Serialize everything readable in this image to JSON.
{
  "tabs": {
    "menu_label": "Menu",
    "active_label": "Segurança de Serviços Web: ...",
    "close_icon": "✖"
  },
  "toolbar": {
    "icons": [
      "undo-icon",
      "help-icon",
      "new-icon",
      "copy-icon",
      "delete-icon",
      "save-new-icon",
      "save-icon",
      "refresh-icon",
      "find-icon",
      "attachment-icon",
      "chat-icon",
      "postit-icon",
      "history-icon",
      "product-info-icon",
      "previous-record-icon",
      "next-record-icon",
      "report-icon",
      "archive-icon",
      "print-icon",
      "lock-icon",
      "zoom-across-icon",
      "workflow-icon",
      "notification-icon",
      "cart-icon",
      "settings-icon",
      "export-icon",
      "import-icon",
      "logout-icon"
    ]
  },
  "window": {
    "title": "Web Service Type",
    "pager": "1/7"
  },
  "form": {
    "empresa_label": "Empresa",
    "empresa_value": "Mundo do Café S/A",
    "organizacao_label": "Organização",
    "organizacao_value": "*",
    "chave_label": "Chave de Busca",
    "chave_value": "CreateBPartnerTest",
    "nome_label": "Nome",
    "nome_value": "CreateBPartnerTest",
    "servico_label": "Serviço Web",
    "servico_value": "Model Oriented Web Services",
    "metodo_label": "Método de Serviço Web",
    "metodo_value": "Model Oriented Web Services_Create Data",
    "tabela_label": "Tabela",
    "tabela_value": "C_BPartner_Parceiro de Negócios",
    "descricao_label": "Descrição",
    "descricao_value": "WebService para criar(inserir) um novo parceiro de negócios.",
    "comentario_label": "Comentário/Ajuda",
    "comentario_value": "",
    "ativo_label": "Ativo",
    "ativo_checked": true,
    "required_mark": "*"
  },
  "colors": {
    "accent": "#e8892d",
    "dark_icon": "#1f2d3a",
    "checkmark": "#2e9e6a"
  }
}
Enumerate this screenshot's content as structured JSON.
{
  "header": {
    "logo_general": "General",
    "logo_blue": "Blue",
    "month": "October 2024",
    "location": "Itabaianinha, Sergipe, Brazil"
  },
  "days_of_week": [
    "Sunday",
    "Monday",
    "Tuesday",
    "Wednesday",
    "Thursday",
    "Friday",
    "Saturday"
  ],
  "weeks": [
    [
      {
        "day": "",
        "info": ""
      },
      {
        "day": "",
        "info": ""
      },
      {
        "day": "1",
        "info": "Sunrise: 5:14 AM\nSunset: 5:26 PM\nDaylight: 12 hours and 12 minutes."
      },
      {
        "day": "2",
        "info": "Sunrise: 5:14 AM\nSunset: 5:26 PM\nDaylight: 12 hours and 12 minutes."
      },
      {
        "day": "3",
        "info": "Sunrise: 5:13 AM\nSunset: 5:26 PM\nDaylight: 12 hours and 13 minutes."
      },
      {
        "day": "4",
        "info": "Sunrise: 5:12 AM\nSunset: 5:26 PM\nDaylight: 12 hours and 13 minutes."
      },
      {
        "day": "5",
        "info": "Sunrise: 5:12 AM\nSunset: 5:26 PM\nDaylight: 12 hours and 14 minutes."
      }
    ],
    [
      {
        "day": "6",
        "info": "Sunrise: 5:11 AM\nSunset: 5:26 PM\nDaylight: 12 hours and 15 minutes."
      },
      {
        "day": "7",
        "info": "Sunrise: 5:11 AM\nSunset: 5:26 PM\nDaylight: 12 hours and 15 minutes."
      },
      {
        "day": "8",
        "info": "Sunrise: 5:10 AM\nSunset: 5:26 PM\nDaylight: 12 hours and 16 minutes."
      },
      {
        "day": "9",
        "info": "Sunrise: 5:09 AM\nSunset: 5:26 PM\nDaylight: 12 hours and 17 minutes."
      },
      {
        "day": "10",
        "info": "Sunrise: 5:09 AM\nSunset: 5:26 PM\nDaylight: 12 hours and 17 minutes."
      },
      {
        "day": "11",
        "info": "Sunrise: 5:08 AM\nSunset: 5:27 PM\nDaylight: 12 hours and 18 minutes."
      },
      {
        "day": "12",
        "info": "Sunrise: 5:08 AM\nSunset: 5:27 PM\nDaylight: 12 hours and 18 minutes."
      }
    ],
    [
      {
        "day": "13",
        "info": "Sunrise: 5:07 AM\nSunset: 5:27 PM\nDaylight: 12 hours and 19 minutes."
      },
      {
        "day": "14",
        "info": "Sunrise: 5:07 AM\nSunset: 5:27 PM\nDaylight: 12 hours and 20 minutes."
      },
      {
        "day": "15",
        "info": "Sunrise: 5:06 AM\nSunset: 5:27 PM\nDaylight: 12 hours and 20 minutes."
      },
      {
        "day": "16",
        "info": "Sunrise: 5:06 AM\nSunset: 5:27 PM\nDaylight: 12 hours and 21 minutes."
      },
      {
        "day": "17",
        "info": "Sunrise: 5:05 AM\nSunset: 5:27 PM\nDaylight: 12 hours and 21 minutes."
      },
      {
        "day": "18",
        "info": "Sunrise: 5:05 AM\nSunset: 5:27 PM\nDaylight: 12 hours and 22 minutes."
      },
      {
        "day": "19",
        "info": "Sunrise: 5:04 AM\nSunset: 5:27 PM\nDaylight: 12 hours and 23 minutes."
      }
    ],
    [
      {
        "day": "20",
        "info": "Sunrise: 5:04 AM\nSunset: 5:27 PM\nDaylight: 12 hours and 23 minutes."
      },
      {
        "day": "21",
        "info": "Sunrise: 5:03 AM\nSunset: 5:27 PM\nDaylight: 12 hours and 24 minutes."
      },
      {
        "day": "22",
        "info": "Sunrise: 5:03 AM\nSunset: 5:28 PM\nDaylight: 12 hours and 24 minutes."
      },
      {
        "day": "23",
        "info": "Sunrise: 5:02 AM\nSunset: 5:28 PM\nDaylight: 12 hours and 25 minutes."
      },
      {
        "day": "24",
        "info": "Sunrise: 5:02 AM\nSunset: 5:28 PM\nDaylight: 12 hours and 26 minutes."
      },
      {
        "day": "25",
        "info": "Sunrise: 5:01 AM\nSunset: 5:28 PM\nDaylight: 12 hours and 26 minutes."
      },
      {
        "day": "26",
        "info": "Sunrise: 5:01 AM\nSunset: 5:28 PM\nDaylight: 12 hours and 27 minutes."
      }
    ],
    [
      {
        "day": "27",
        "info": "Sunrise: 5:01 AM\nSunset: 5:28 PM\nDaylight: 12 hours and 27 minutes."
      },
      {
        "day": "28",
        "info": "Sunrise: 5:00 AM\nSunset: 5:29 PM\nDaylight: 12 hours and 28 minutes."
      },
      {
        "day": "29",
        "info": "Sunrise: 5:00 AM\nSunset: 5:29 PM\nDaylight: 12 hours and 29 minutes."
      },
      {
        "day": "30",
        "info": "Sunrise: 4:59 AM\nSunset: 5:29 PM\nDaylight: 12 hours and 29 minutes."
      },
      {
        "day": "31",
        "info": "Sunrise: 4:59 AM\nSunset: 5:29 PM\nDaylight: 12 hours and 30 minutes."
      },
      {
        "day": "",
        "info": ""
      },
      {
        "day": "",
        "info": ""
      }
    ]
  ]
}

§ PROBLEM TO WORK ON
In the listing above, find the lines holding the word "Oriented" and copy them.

§ SOLUTION TO THIS TASK
    "servico_value": "Model Oriented Web Services",
    "metodo_value": "Model Oriented Web Services_Create Data",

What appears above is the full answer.